December 15, 2004 to February 15, 2005

January 6, 2006

click on a photo
to see full size

A sample from the Treves Butte moraine, with Treves Butte (left) and Darling Ridge terrace (right) in the background.





The Treves Butte Moraine

Yet another day of sampling (I suppose, if we are lucky, this will be a common theme for every journal entry), however we lost our bluebird weather. The wind crept up to about 16 kts, with gusts of about 30 kts. Everything around was a bit dim, with a thin veil of clouds overhead. I awoke this morning to the tent flapping, and went to find Pete was already up… He beat me! Luckily, he hadn’t made anything yet, so I had something to do.

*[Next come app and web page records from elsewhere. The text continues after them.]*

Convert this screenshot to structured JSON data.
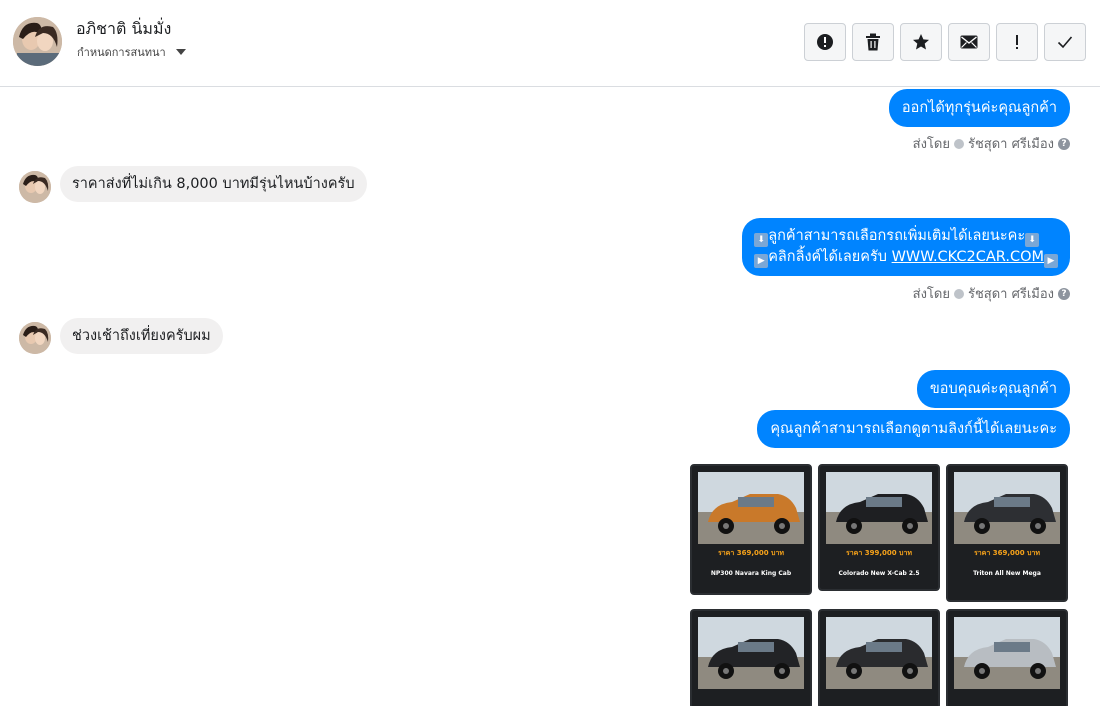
{
  "header": {
    "contact_name": "อภิชาติ นิ่มมั่ง",
    "assign_label": "กำหนดการสนทนา",
    "actions": [
      {
        "name": "mark-spam-button",
        "icon": "alert-circle-icon"
      },
      {
        "name": "delete-button",
        "icon": "trash-icon"
      },
      {
        "name": "star-button",
        "icon": "star-icon"
      },
      {
        "name": "mark-unread-button",
        "icon": "envelope-icon"
      },
      {
        "name": "follow-up-button",
        "icon": "exclamation-icon"
      },
      {
        "name": "mark-done-button",
        "icon": "checkmark-icon"
      }
    ]
  },
  "messages": [
    {
      "dir": "out",
      "text": "ออกได้ทุกรุ่นค่ะคุณลูกค้า"
    },
    {
      "dir": "meta",
      "sent_by_label": "ส่งโดย",
      "sender": "รัชสุดา ศรีเมือง"
    },
    {
      "dir": "in",
      "text": "ราคาส่งที่ไม่เกิน 8,000 บาทมีรุ่นไหนบ้างครับ"
    },
    {
      "dir": "out",
      "line1": "ลูกค้าสามารถเลือกรถเพิ่มเติมได้เลยนะคะ",
      "line2_prefix": "คลิกลิ้งค์ได้เลยครับ ",
      "link": "WWW.CKC2CAR.COM"
    },
    {
      "dir": "meta",
      "sent_by_label": "ส่งโดย",
      "sender": "รัชสุดา ศรีเมือง"
    },
    {
      "dir": "in",
      "text": "ช่วงเช้าถึงเที่ยงครับผม"
    },
    {
      "dir": "out",
      "text": "ขอบคุณค่ะคุณลูกค้า"
    },
    {
      "dir": "out",
      "text": "คุณลูกค้าสามารถเลือกดูตามลิงก์นี้ได้เลยนะคะ"
    }
  ],
  "cars": [
    {
      "price": "ราคา 369,000 บาท",
      "model": "NP300 Navara King Cab",
      "body": "#c9792a"
    },
    {
      "price": "ราคา 399,000 บาท",
      "model": "Colorado New X-Cab 2.5",
      "body": "#1e1f22"
    },
    {
      "price": "ราคา 369,000 บาท",
      "model": "Triton All New Mega",
      "body": "#2d2f33"
    },
    {
      "price": "",
      "model": "",
      "body": "#222326"
    },
    {
      "price": "",
      "model": "",
      "body": "#2a2b2e"
    },
    {
      "price": "",
      "model": "",
      "body": "#b8bdc2"
    }
  ],
  "colors": {
    "accent": "#0084ff",
    "incoming": "#f1f0f0"
  }
}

We set off back towards the moraines near Treves Butte and Discovery Ridge, bypassing the trip out to the Bennett Nunataks on account of the flat light impeding the surface definition needed for identifying crevasses. Today I got to drive a ski-doo, an opportunity which I welcomed after yesterday’s endurance trip in the Siglin. We arrived back at the gorge between Treves Butte and Discovery Ridge, and chose to sample the moraine on the Treves Butte side (probably the northern continuation of the ‘Discovery Ridge’ moraine, with the midsection covered by snow blowing through the gorge). Before lunch I sampled a basalt cobble that was cemented into a tillite boulder. Noticeable cubes of clinopyroxene could be viewed with a hand lens, thus providing great material for using helium to derive an exposure age. Hopefully the cobble is derived from lodgement, which supposedly was never previously exposed. To think that that boulder was glacially abraded, transported, and then deposited way back in the Permian, and then sat around for millions of years, and then was picked up again, and redeposited in a till composed partially of tillite!

We hammered away for a while longer, until the wind finally convinced us it was time to go back to camp. The number of samples should be sufficient to constrain the ages of the ice-cored moraines near Discovery Ridge. Once back at camp, I cooked a steak dinner. I cooked the steak over a low heat in a pan greased with butter and dehydrated onions, and sprinkled the meat with salt, pepper, garlic powder, basil and parsley. Everyone seemed to prefer medium steaks, so I tried my best. I accompanied the entrée with scalloped potatoes cooked with mozzarella and Monterey jack cheese, and sautéed vegetables. It was a simple meal, but it sounded like the scientists enjoyed it (or at least said they did). A data-entry session with Sujoy followed, and it was off to bed. We all eagerly anticipate venturing into the Bennet Nunataks region to see what surprises lie in wait…

Previous | Return to Bottleneck Home | Next